SH: I don't know. I guess just someone that has a love of fabric and the always wanting to do the next project, wanting to do the next pattern, seeing a pattern and wanting to do it. That's what spurs me on. I always think I've probably done everything. I've been quilting for a long time so I've done everything that I really want to do. And then I see a new project or a new pattern or a new kit and I think someone comes to guild and shows a new thing they've done, a new technique, and then I want to learn that. So I think it's just one of those people that always want a little bit more. I think most quilters are like that; we're never really satisfied with what we've done. I mean, it's fine and everything, but we always want to go on to that next thing, that bigger and better thing.

TF: It sounds like for you, you would include, in being a great quilter, someone that wants to use their quilting within the community, too.

SH: Yes, yes, I really think that. I think each one of us has a duty just to the world at large, to help those people in our communities and those people in the world all over. There's so many different quilt challenges and quilt things that you can do out there, and I wish I had a little more time to do it. I keep thinking I'm going to retire and then I'll have all this time, but I don't know whether that's going to be true or not, but anyway if I would have more time, I'd like to do a few things like that to get the word out, to help others that maybe just need an uplift.

TF: Is there anything else that we haven't talked about that you would like to talk about, about your quilting?

SH: Well, I can't think of anything.
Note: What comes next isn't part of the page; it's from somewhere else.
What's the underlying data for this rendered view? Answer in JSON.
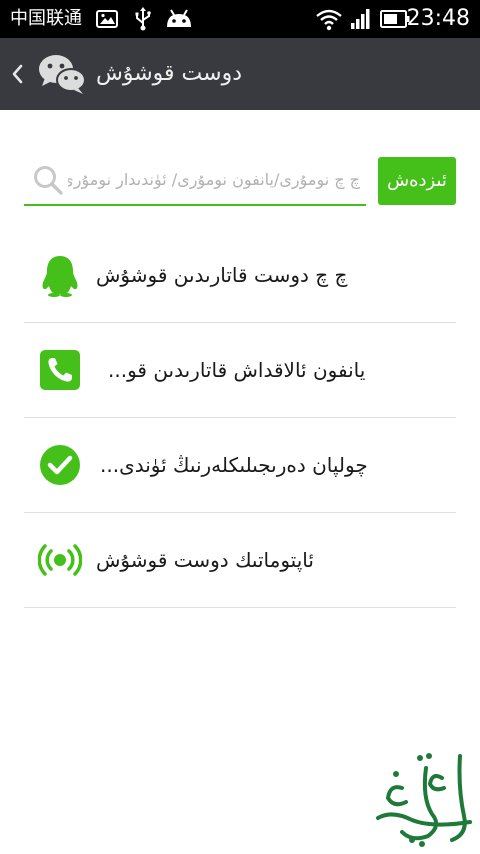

You've asked some pretty hard questions here. [laughs.] I guess just, I don't know, I just think--I guess there's just one thing. Sometimes I think people always look at that one spectacular quilt, look at that one fabulous quilt that some teacher has made or something, and think that's quilting. And it is quilting, and I think we need that. I think we need that for some inspiration. But I don't want people--I get a little shy of people thinking that their quilting isn't good enough. There's no real rules to quilting. There's some guidelines we all go by, the quarter-inch seam or whatever, but I don't think there's any, really, rules. There's no right or wrong to quilting. If you like it, I'd say do it, so I think sometimes people think quilting is only for those people who are super good at it, but I've found that everybody can quilt and anybody can quilt and their quilt is just as good as the next person's. I like the fact that we have judging at our shows because I like to know how I can improve, but I don't--I think too many people look at it as they are being judged against somebody else instead of as their quilt as just a -- just as how it is and the good and the bad about that particular quilt, instead of saying, 'Well, my quilt isn't as good as hers,' or 'My quilt is better than hers.' I just think sometimes people use it as a competition, and it shouldn't be; it should just be a sharing time.

TF: Well, I want to thank you, Sue, for allowing me to interview you as part of the Quilters' S.O.S. - Save Our Stories project, and our interview concluded at 12:37 p.m.

SH: Thank you.


“Sue Herbst,” Quilters' S.O.S. -- Save Our Stories, accessed March 1, 2024,